Hydrocarbon analyzer, Flame ionization and Thermal conductivity detector method


Gaseous hydrocarbons can be reactive or non-reactive ethylene and methane is the examples for reactive and non-reactive gases respectively. Methane is the major hydrocarbon emitted to the atmosphere by natural activities such as anaerobic decomposition in water and solid.

The poly Aromatic Hydrocarbons (PAH) can be analyzed by collecting them with glass fiber filters. PAH can be extracted from benzene and then it is analyzed by Flame ionization detector.

Flame Ionization Detectors:

FIDs are best for detecting hydrocarbons and other easily flammable components. They are very sensitive to these components, and the response tends to be linear across a wide range of concentrations.

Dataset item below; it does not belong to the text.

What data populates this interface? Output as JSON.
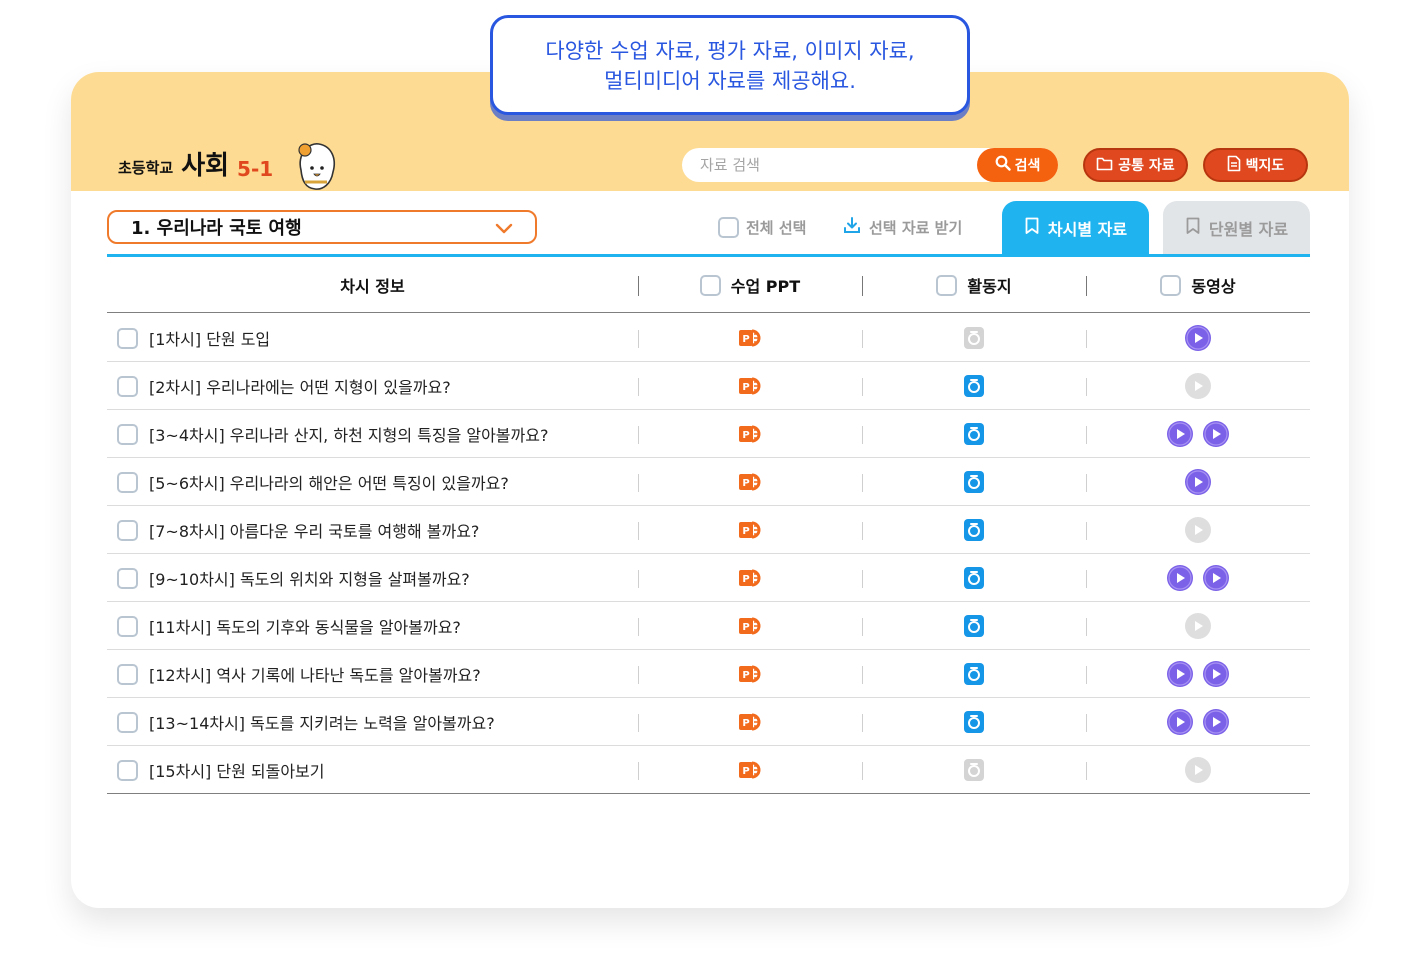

The sensor is the burner in which the regulated flow of sample gas passes through a flame sustained by the regulated flow of fuel gas and air.

Within the flame, the hydrocarbon components of the sample stream undergo a complex ionisation that produces an electron and positive ions. Polarized electrons collect these ions, causing current to flow through the electronic measuring circuitry.

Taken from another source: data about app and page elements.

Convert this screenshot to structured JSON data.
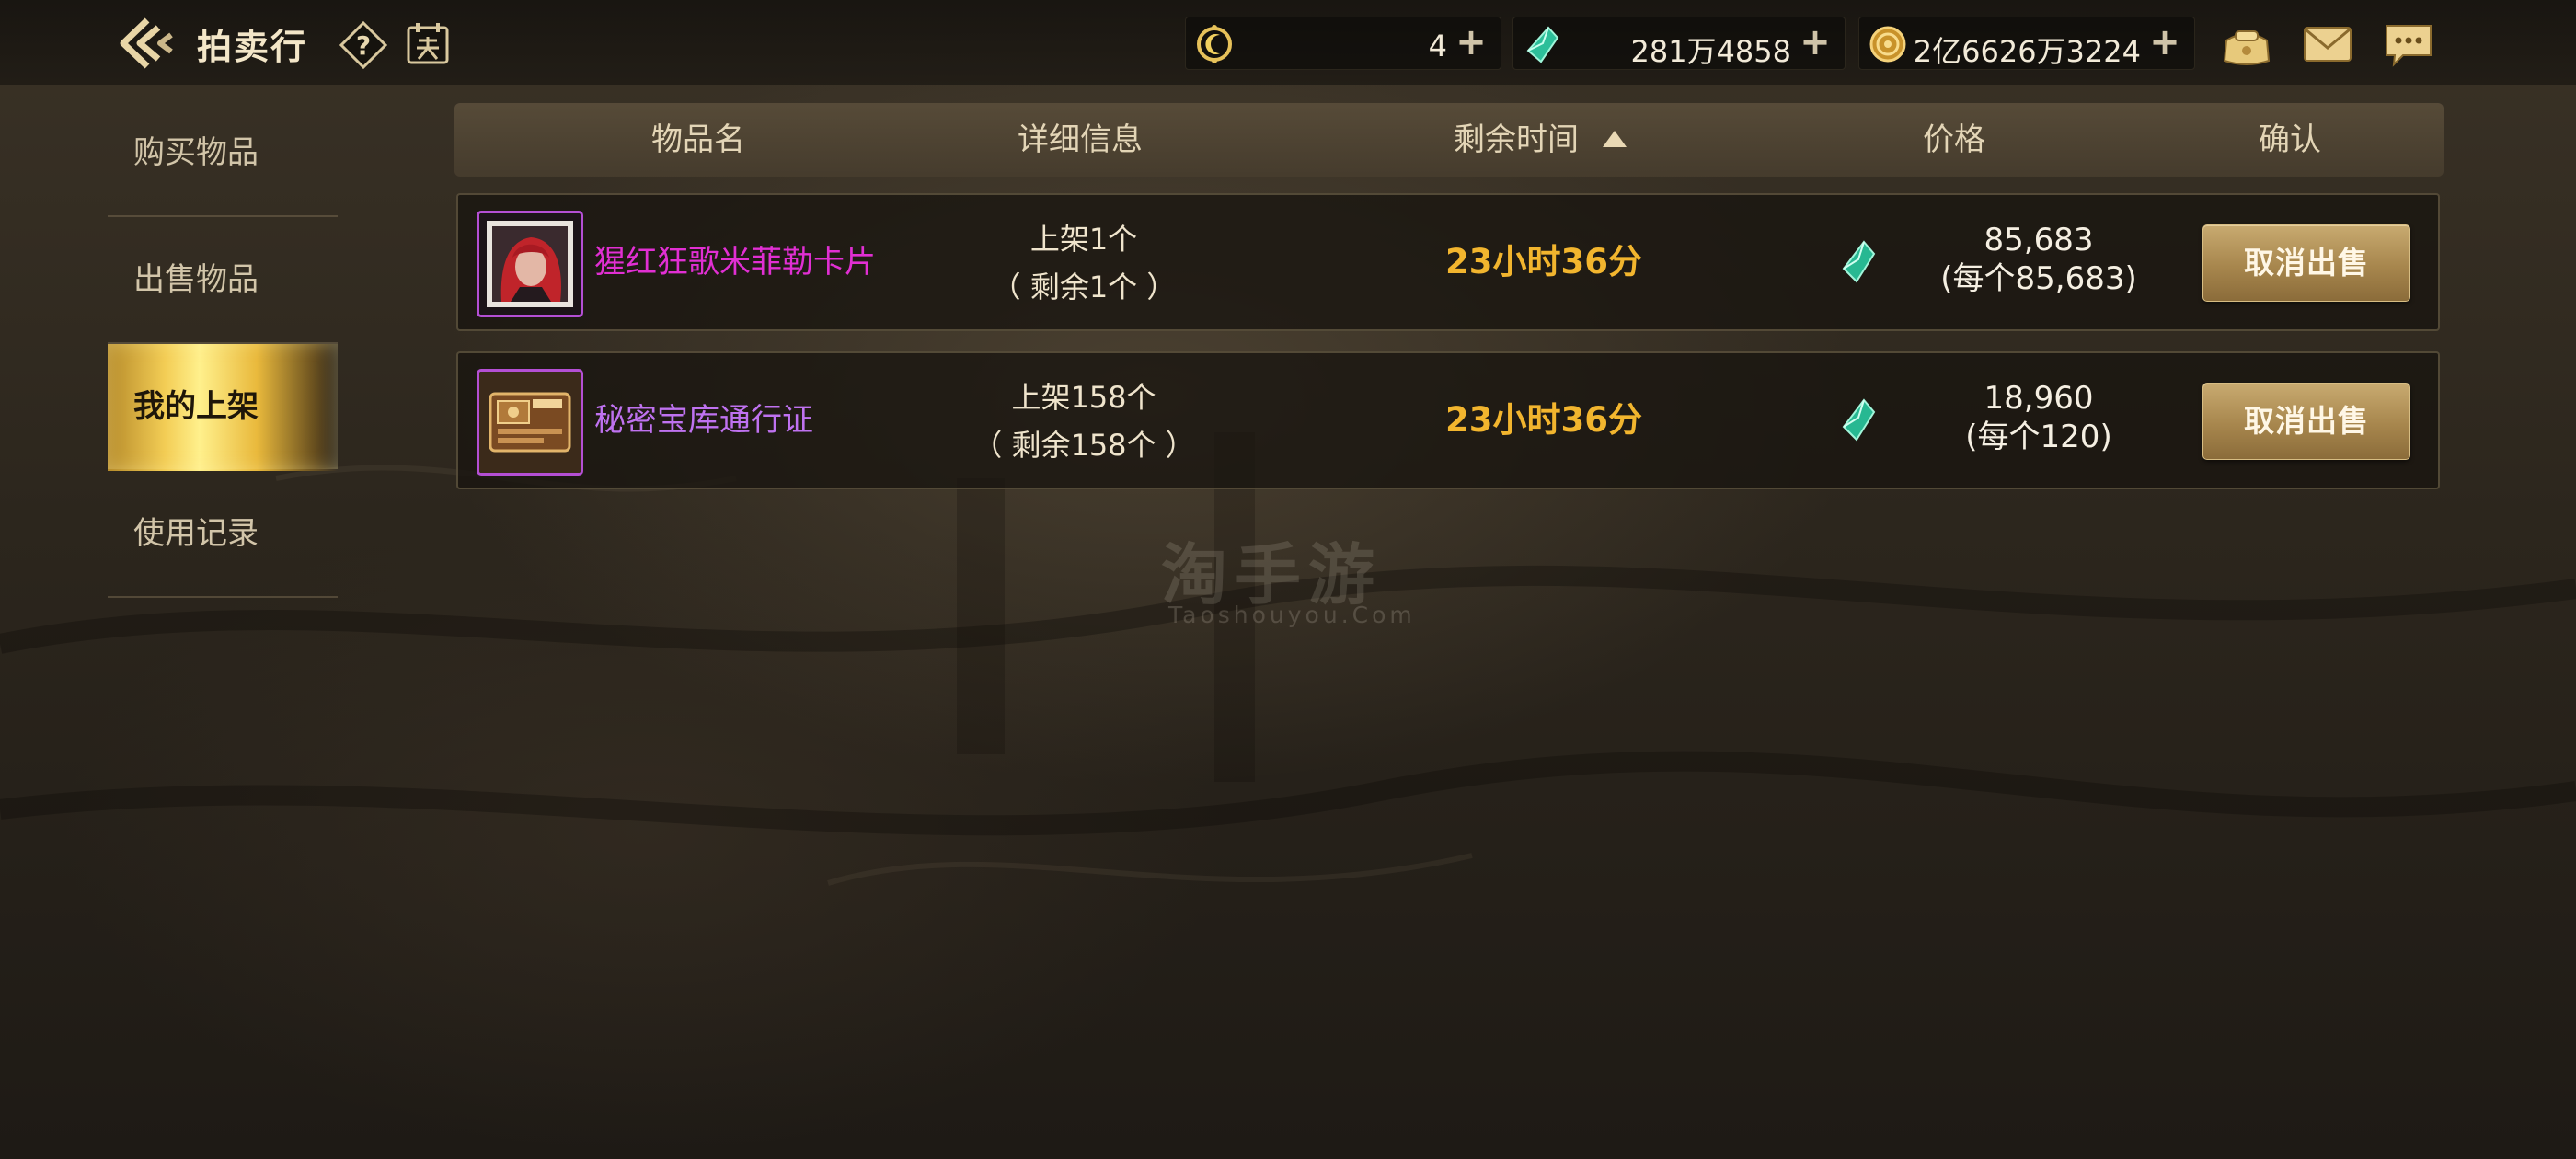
{
  "header": {
    "title": "拍卖行",
    "currencies": [
      {
        "icon": "crescent-token-icon",
        "value": "4"
      },
      {
        "icon": "green-gem-icon",
        "value": "281万4858"
      },
      {
        "icon": "gold-coin-icon",
        "value": "2亿6626万3224"
      }
    ]
  },
  "sidebar": {
    "items": [
      {
        "label": "购买物品"
      },
      {
        "label": "出售物品"
      },
      {
        "label": "我的上架",
        "active": true
      },
      {
        "label": "使用记录"
      }
    ]
  },
  "table": {
    "columns": [
      "物品名",
      "详细信息",
      "剩余时间",
      "价格",
      "确认"
    ],
    "sort_column": "剩余时间",
    "rows": [
      {
        "name": "猩红狂歌米菲勒卡片",
        "name_color": "#e12fd3",
        "detail_line1": "上架1个",
        "detail_line2": "（ 剩余1个 ）",
        "time": "23小时36分",
        "price": "85,683",
        "unit_price": "(每个85,683)",
        "button": "取消出售"
      },
      {
        "name": "秘密宝库通行证",
        "name_color": "#bf72f0",
        "detail_line1": "上架158个",
        "detail_line2": "（ 剩余158个 ）",
        "time": "23小时36分",
        "price": "18,960",
        "unit_price": "(每个120)",
        "button": "取消出售"
      }
    ]
  },
  "watermark": {
    "cn": "淘手游",
    "en": "Taoshouyou.Com"
  }
}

Current flow is proportional to the rate at which carbon atoms enter the burner. The sample fuel passes through the burner jet and into the flame. The air stream flows around the periphery of the flame. The burner jet and the collector functions as electrodes.

The field causes the charged particle formed during combustion to migrate. The electron goes to burner jet; positive ions go to the collector. Thus a small ionization current flows between the two electrodes. The magnitude of the current depends on the concentration of the carbon atom in the sample.

Thermal conductivity detector (TCD):

The thermal conductivity detector (TCD) is a bulk property detector and a chemical specific detector commonly used in gas-liquid chromatography.


TCD consists of an electrically heated filament in a temperature-controlled cell. Under normal conditions, there is a stable heat flow from the filament to the detector body. When an analyte elutes and the thermal conductivity of the column effluent is reduced, the filament heats up and changes resistance.

This resistance change is often sensed by a Wheatstone bridge circuit which produces a measurable voltage change. The column effluent flows over one of the resistors while the reference flow is over a second resistor in the four-resistor circuit